Over Thanksgiving weekend, Donald Trump falsely claimed that millions of people had voted illegally in this year’s general election. Without a credible source to cite, Trump’s assertion set off fears that the incoming administration was laying a foundation of disinformation ahead of a potentially unprecedented push to restrict voting access across the country. After being asked to back up his claim, Trump berated journalists for being unable to prove the negative that millions of illegal votes hadn’t been cast this year — a rhetorical tactic often deployed by conspiracy theorists.

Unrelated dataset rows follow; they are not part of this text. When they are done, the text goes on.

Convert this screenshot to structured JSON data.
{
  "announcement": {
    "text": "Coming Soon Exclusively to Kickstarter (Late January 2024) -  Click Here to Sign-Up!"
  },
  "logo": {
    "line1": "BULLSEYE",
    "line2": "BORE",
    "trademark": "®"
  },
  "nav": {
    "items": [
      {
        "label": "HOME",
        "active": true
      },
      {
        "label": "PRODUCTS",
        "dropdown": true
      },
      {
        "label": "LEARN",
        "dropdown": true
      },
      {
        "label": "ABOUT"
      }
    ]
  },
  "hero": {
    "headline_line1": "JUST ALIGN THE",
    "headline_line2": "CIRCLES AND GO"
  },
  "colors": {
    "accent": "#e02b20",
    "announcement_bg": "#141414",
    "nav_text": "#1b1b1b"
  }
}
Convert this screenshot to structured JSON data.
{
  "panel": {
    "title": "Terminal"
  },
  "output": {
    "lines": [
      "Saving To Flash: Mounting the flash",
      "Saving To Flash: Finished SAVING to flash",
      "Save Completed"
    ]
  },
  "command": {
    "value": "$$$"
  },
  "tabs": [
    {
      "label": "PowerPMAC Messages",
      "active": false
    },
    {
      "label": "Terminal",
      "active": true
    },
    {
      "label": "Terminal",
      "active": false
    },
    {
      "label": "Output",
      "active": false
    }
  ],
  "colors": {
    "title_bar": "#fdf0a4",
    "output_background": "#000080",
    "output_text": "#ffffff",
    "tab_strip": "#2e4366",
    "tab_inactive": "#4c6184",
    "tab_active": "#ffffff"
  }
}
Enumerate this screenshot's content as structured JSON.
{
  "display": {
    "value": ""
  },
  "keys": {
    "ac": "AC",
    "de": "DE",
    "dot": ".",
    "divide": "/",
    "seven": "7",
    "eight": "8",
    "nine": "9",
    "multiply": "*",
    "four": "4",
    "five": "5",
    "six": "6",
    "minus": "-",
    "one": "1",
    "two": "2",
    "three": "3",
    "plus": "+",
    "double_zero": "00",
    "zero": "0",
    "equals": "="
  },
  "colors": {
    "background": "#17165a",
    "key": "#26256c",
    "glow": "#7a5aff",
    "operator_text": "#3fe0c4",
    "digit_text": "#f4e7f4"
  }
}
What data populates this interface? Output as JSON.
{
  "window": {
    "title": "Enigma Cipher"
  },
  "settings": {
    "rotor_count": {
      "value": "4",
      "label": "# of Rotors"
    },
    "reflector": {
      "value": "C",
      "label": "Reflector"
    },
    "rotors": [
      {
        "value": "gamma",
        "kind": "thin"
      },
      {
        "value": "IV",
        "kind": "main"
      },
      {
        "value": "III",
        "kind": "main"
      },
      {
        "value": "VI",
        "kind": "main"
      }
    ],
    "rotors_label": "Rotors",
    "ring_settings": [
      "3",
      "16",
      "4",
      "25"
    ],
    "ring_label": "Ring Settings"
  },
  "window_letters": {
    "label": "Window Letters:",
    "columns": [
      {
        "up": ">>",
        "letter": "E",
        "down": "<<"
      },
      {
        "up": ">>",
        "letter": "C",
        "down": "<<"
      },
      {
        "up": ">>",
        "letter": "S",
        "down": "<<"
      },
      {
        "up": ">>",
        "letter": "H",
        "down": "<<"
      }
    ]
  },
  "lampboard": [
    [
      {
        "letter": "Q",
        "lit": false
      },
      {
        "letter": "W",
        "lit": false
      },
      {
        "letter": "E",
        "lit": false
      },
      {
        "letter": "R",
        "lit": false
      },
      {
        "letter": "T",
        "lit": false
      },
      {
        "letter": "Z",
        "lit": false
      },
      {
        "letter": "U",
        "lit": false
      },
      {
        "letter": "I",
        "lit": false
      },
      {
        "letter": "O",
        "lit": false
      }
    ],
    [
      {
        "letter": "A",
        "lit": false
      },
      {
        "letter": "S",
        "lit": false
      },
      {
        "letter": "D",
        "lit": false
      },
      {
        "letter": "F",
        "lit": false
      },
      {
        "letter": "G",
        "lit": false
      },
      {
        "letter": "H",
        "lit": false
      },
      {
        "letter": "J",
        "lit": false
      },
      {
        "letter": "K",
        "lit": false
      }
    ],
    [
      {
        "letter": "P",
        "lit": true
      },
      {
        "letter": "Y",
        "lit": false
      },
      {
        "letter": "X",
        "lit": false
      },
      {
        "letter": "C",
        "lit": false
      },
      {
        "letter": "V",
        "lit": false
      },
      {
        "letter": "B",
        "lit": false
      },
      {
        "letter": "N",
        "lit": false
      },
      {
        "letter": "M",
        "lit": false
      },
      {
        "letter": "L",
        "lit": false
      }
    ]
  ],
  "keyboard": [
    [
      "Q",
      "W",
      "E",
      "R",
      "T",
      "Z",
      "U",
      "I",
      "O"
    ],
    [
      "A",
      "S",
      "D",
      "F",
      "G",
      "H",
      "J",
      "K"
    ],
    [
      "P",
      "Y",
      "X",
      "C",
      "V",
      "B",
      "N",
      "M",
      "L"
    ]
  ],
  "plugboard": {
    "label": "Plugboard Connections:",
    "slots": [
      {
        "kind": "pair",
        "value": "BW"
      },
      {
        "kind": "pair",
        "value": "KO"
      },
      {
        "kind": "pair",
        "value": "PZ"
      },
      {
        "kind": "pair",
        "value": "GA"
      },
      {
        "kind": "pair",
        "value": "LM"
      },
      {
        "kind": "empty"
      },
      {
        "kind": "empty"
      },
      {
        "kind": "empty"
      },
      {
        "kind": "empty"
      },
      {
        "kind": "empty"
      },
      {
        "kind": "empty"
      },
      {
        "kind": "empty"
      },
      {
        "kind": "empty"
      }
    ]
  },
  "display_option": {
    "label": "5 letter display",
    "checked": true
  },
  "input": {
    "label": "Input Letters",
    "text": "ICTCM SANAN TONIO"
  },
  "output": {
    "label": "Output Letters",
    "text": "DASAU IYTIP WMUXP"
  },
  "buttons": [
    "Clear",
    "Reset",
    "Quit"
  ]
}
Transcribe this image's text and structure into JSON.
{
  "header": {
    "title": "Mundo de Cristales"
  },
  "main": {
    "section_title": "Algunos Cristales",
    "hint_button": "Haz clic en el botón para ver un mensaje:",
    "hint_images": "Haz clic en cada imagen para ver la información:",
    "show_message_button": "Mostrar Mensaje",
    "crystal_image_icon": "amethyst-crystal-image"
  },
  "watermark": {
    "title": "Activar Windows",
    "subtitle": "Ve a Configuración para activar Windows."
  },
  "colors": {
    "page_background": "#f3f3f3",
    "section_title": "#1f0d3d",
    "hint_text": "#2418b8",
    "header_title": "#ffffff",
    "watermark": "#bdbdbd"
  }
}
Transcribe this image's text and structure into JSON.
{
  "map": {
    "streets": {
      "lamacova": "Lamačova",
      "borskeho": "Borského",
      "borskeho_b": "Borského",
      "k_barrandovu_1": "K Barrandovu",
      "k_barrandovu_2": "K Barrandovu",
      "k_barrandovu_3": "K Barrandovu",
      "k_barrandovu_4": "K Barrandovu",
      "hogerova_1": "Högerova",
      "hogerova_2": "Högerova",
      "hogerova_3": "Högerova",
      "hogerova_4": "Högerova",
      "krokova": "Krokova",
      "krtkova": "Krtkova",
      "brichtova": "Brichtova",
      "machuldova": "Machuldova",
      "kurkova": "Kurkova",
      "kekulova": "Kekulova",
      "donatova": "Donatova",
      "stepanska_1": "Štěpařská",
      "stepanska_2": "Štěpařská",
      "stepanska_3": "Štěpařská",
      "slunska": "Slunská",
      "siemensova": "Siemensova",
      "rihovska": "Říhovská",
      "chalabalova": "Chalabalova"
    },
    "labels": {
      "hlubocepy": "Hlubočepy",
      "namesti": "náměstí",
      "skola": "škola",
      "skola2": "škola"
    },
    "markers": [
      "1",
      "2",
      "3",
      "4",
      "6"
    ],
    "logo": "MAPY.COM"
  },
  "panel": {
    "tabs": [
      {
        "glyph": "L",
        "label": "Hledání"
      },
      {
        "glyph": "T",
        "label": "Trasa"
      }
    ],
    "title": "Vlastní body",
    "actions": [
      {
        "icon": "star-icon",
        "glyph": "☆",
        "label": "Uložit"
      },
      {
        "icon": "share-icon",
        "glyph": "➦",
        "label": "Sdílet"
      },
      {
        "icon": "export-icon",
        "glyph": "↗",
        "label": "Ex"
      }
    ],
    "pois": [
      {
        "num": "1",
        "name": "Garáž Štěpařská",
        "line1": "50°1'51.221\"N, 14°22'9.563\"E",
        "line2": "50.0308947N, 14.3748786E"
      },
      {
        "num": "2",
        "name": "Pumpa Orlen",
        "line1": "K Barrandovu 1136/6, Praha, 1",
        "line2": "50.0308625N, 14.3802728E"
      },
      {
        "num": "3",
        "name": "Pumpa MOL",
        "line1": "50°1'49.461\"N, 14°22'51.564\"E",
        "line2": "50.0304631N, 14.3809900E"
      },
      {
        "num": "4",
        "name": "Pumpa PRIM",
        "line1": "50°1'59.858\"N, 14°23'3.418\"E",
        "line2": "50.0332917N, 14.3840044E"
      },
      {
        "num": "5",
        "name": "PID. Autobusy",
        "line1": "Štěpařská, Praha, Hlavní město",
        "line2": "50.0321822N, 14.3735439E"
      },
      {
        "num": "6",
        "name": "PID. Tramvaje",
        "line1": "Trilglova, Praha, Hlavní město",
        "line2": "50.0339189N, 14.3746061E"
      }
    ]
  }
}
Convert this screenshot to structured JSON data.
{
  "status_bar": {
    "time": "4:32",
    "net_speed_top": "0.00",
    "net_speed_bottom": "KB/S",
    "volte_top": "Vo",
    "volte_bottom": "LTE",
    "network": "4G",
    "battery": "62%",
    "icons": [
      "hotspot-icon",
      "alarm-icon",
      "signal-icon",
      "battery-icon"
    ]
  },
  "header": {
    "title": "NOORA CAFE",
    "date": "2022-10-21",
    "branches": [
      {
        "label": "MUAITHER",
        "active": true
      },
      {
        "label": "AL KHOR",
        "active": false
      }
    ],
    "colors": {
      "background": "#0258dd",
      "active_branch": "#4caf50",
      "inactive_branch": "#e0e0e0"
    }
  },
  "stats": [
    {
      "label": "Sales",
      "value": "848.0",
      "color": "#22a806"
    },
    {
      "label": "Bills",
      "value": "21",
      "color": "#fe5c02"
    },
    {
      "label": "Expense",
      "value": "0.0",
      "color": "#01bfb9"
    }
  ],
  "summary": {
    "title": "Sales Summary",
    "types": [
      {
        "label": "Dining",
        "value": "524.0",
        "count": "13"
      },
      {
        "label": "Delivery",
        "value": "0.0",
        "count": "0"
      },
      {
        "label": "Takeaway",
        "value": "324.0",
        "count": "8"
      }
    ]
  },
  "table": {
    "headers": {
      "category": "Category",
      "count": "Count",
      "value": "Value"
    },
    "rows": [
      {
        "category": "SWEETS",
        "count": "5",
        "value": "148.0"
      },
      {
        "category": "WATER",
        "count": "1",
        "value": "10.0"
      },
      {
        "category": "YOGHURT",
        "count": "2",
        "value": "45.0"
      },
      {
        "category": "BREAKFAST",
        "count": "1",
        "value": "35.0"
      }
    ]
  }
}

The source of Trump’s claim was apparently his immigration adviser, Kris Kobach, who on November 20 was photographed holding a “strategic plan” that appeared to call for the deportation of “a record number of criminal aliens.” Kobach quickly endorsed Trump’s claim of mass illegal voting.
As Kansas’s two-term secretary of state, Kobach himself has been a pioneer of raising the specter of voter fraud to curtail access to the ballot box. Since he is likely under consideration for some form of leadership in the Trump administration, Kansas may serve as a guide for the sort of experiments in voting restrictions the incoming administration could pursue.
In 2011, citing the need to prevent voter fraud, Kobach succeeded in pushing through legislation that requires residents to produce documents such as birth certificates to prove their citizenship before registering to vote. Voting rights attorneys argued the restriction, which went into effect in 2013, amounted to voter suppression because it disproportionately affected minorities. In September, after a federal court blocked the requirement, Kobach was on the verge of being held in contempt of court for failing to comply with a separate court order requiring that he allow thousands of eligible voters who lacked such forms of identification to cast regular ballots.
In July 2015, Kobach pulled off something of a coup by using claims of widespread voter fraud to convince the Kansas legislature to grant him prosecutorial powers. Kobach’s unprecedented move alarmed voting rights advocates, who for years had been fighting his previous attempts to restrict voting.
Yet when Kobach’s theory of mass illegal voting was finally put to the test, it came up spectacularly short.
The few cases Kobach has announced focus more on minor — and possibly unintentional — breaches of voting rules, far from the flagrant electoral manipulation he has publicly obsessed over.
Today, a year and a half after the Kansas legislature gave Kobach free rein to pursue his legions of illegal voters, he has announced a mere half-dozen prosecutions related to voting, according to the Brennan Center for Justice, largely against elderly voters — and none involving voting by non-citizens.
Only four of Kobach’s six cases have been successful.
Last April, Kobach dropped all charges against a 61-year-old woman just days before the state was scheduled to bring her to trial. In December 2015, her husband, a Vietnam veteran named Steven Gaedtke, pleaded guilty to one misdemeanor count after Kobach’s office dismissed two other charges against him.
“He’s an otherwise law-abiding citizen who made a mistake,” said Gaedtke’s attorney, Scott Gyllenborg. The couple had apparently voted in both Arkansas and Kansas in 2010, but because it was not a presidential year, neither had cast multiple votes for any one candidate. In May, Kobach dropped two serious felony charges against a 77-year-old man in exchange for guilty pleas to two lesser voting-related misdemeanors.
In short, Kobach’s vaunted voter fraud amounts to no more than “American citizens with homes in two states voting in both states,” said Mark Johnson, a lecturer at the University of Kansas School of Law who has litigated voting rights cases against Kobach. Johnson said that Kobach’s adversarial approach to voting simply added to Kansans’ overall feeling of uneasiness with the electoral process.
“In the 17 months that the secretary has had that prosecutorial power,” said Johnson, “he hasn’t brought a single case of voter impersonation or alien registration or voting.”